 Next, as shown in FIG. 3, a second layer including a thermoplastic material 130 may be wrapped around the textile 120. In the exemplary embodiment, the thermoplastic material 130 may be provided as a tube, sheet, strip, or strand of nylon overlying the textile 120 at a thickness of about 0.18 mm. Then, to facilitate the bonding, a heat-shrink tube 150 may be provided around the textile 120 and thermoplastic material 130 across the joint (the heat-shrink tube may be constructed of one or more of fluorinated ethylene propylene (FEP), other fluoropolymers, polyolefin, polyvinylidene fluoride (PVDF), and chlorinated elastomer (e.g., Neoprene), or another suitable material known to those in the art). In the exemplary embodiment, the layered assembly around the joint may be heated at about 400° C. for about 10 seconds to bond the textile, thermoplastic material, and catheter portions with each other. Thereafter, the heat-shrink tube 150 may be removed leaving the textile/nylon interface 120, 130 intact. Any excess material from the jacketing layers 120, 130 that might obscure the upper lumen 115 may be trimmed away. As will be appreciated, temperature and time for heating the heat shrink sleeve will be determined by the specific material and dimensions of the sleeve, thermoplastic material, and textile, values for which will be understood by those having skill in the art.

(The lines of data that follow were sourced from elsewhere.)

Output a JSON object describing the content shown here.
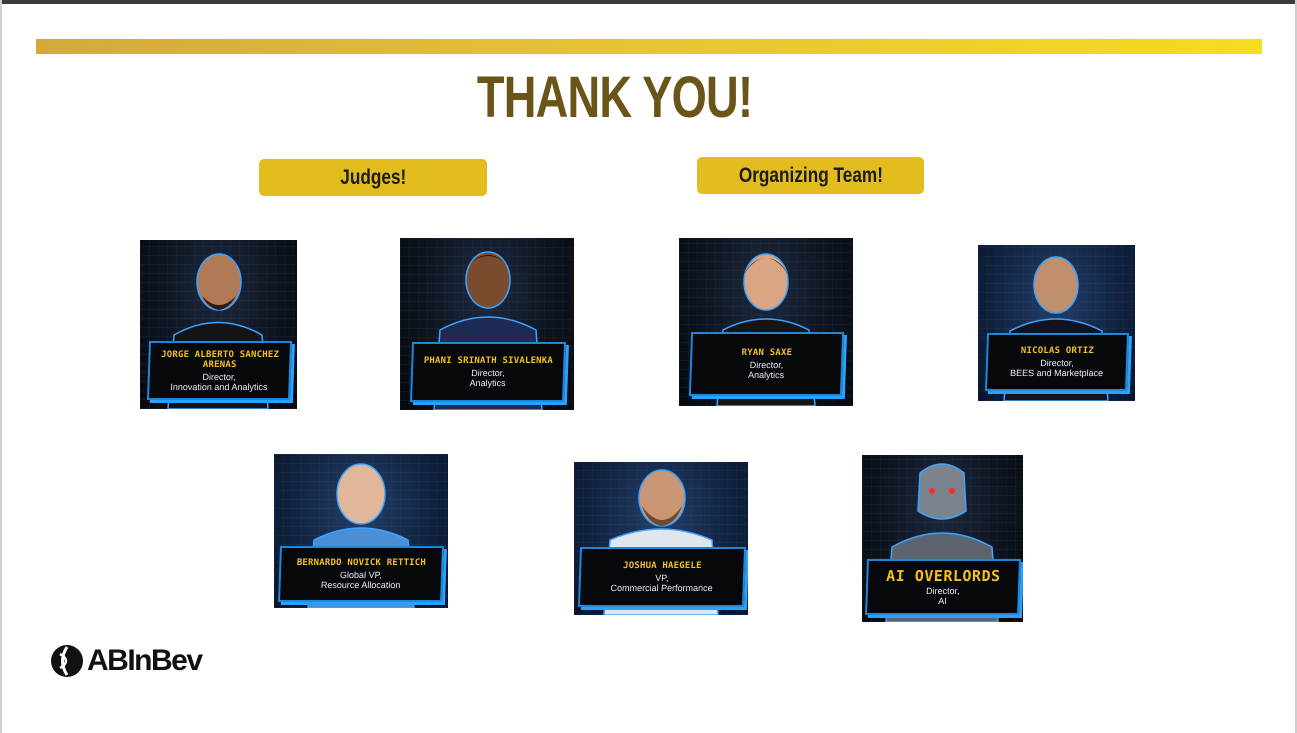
{
  "title": "THANK YOU!",
  "groups": {
    "judges": "Judges!",
    "organizing": "Organizing Team!"
  },
  "people": [
    {
      "name": "JORGE ALBERTO SANCHEZ ARENAS",
      "role_line1": "Director,",
      "role_line2": "Innovation and Analytics"
    },
    {
      "name": "PHANI SRINATH SIVALENKA",
      "role_line1": "Director,",
      "role_line2": "Analytics"
    },
    {
      "name": "RYAN SAXE",
      "role_line1": "Director,",
      "role_line2": "Analytics"
    },
    {
      "name": "NICOLAS ORTIZ",
      "role_line1": "Director,",
      "role_line2": "BEES and Marketplace"
    },
    {
      "name": "BERNARDO NOVICK RETTICH",
      "role_line1": "Global VP,",
      "role_line2": "Resource Allocation"
    },
    {
      "name": "JOSHUA HAEGELE",
      "role_line1": "VP,",
      "role_line2": "Commercial Performance"
    },
    {
      "name": "AI OVERLORDS",
      "role_line1": "Director,",
      "role_line2": "AI"
    }
  ],
  "logo": {
    "text": "ABInBev"
  },
  "colors": {
    "accent_gold": "#e3bd1d",
    "title_brown": "#6b5417",
    "plate_border": "#1e88d8",
    "name_yellow": "#f5c01a"
  }
}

 It will be appreciated that this method provides a rapid-exchange catheter 100 including desirable strength across the joint between its two portions 102, 104. It should also be appreciated that--even though the layers are shown in FIG. 4 as being relatively thick and well-defined--the final joint will preferably provide at most a slight increase in the outer diameter of the finished joined catheter device 100 including a smooth transition between the joint ends and the outer circumferences of the proximal and distal catheter portions 102, 104. In the exemplary embodiment, the woven polyester tubing will provide desirable tensile strength sufficient to prevent separation of the joint during procedures using the catheter 100 that exert 15-30 N or more of force upon the catheter.
 Those of skill in the art will appreciate that other embodiments and variants of the structures and methods described above may be practiced within the scope of the present invention, and that the drawings of different embodiments are not necessarily shown to scale or proportion. It is therefore intended that the foregoing detailed description be regarded as illustrative rather than limiting, and that it be understood that it is the following claims, including all equivalents, that are intended to define the spirit and scope of this invention.
Patent applications by Frank J. Fischer, Jr., Bloomington, IN US
Patent applications by Nathaniel A. Irwin, Bloomington, IN US
Patent applications in class With means bonding or mechanically securing balloon sleeve or connector member (e.g., coupling funnel, etc.) to conduit
Patent applications in all subclasses With means bonding or mechanically securing balloon sleeve or connector member (e.g., coupling funnel, etc.) to conduit